On April 30, 2015, the United States District Court for the District of Columbia dismissed a complaint alleging violations of the federal False Claims Act (FCA) for lack of subject matter jurisdiction on the grounds that the relator’s claims were based upon publicly disclosed information, of which the relator was not the original source. The version of the FCA in effect when the relator filed his Complaint provided that “[n]o court shall have jurisdiction over an action . . . based upon the public disclosure of allegations or transactions in a criminal, civil, or administrative hearing, in a congressional, administrative, or Government Accounting Office report, hearing, audit or investigation, or from the news media, unless . . . the person bringing the action is an original source of the information.” 31 U.S.C. § 3730(e)(4)(A) (2008).

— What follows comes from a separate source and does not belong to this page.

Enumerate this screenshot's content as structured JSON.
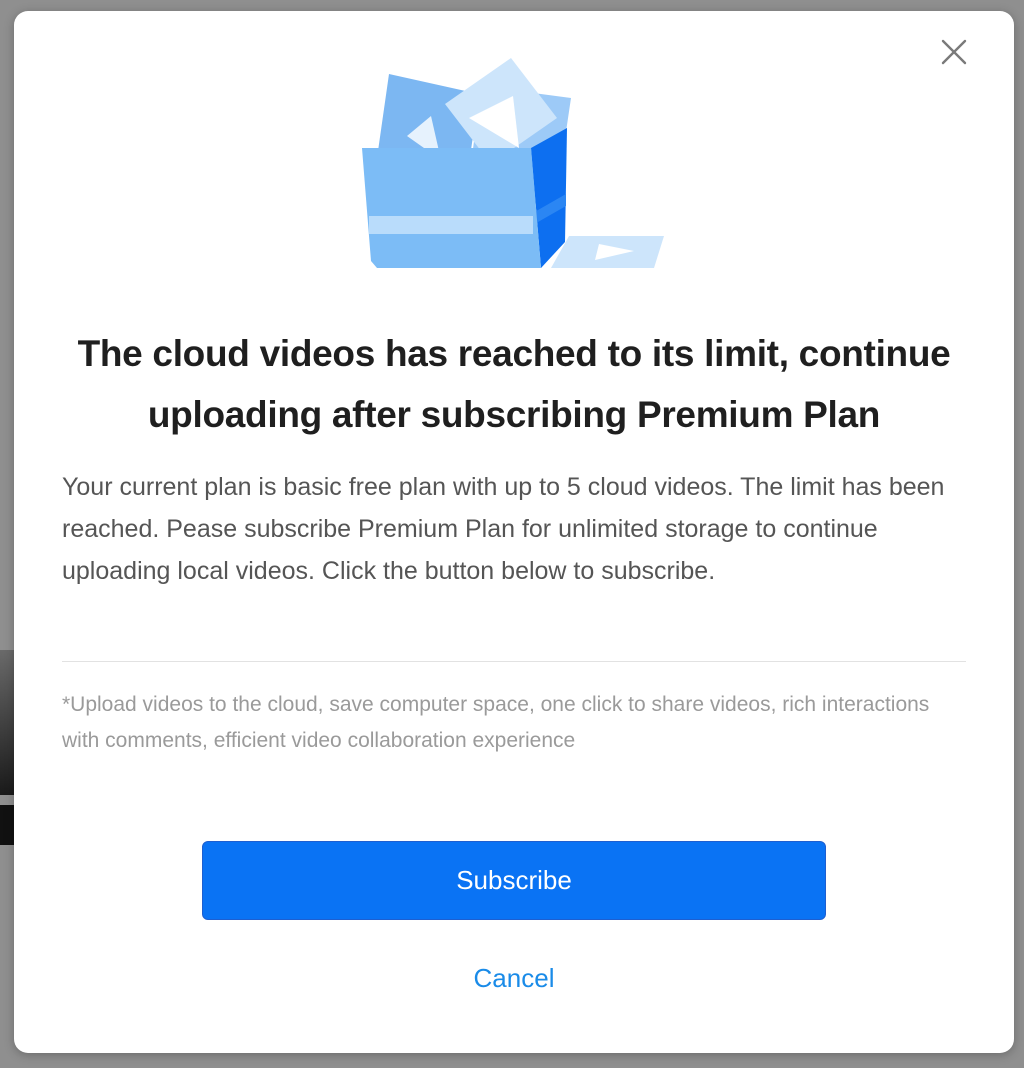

The relator alleged that the defendant, Philip Morris USA, violated the FCA by falsely certifying that it was providing the United States military with the best prices for its cigarettes. The United States declined to intervene. Specifically, the relator alleged that since at least 2002, the defendant had supplied the Navy Exchange Service Command (“NEXCOM”) and the Army and Air Force Exchange Service (“AAFES”) with cigarettes “pursuant to purchase orders . . . that have incorporated, expressly or impliedly” most favored customer (“MFC”) warranties. The relator alleged that the defendant violated these warranties by “knowingly [selling] cigarette products identical to the cigarettes sold to AAFES and NEXCOM to affiliates of defendant . . . at prices lower than the prices such cigarettes were sold to NEXCOM and AAFES.”
The defendant moved to dismiss the Complaint on the grounds that the “the MFC provisions were publicly disclosed for FCA purposes either as administrative reports or as disclosures through the news media.” The defendant based this argument on a website it had discovered which featured archived government documents detailing the terms of the government’s purchase orders, including the MFC warranties. The relator responded, first, that a disclosure can only constitute an administrative report if “there is some
kind of focused inquiry or analysis by which the government compiles the information that is being disclosed” and that the defendant had “present[ed] no evidence of any such inquiry or analysis.” The relator further contended that categorizing NEXCOM and AAFES’s webpages as administrative reports “would effectively mean that any document on any government website anywhere . . . would be an ‘administrative report.’” Finally, the relator argued that the webpages could not constitute disclosures by the news media because the term “news media” means “a person or entity that gathers information of potential interest to a segment of the public, uses its editorial skills to turn the raw material into a distinct work, and distributes that work to an audience.”
The district court sided with the defendant, ruling that the archived documents on the website qualified as “reports” and “news media” under the public disclosure bar and, as a result, the court lacked subject matter jurisdiction over the case.. The court explained that “report” has been defined by the Supreme Court as “something that gives information or a notification . . . or an official or formal statement of facts or proceedings.” (citing Schindler Elevator Corp. v. United States ex rel. Kirk, 131 S. Ct. 1885, 1892 (2011)). The court found that the webpages at issue were “administrative” because both AAFES and NEXCOM are agencies within the U.S. Department of Defense. The court further found that in light of the broad interpretation expounded in Kirk, the webpages constituted “reports,” noting that they clearly “give[ ] information.” The court added that the webpages inform the public, including potential government contractors, of the terms and conditions on which AAFES and NEXCOM do business. Finally, the court explained that “news media” has repeatedly been extended to non-traditional media outlets and includes information posted online in public searchable databases. For this reason as well, the court ruled that the archived documents constituted a public disclosure.
Through this ruling, the D.C. District Court joins a growing number of courts1 in expanding the scope of the public disclosure bar. In particular, courts are broadly interpreting the statutory phrase “news media.” As the forms and reach of media and news outlets continue to grow and change, so will the issues and questions surrounding public disclosure.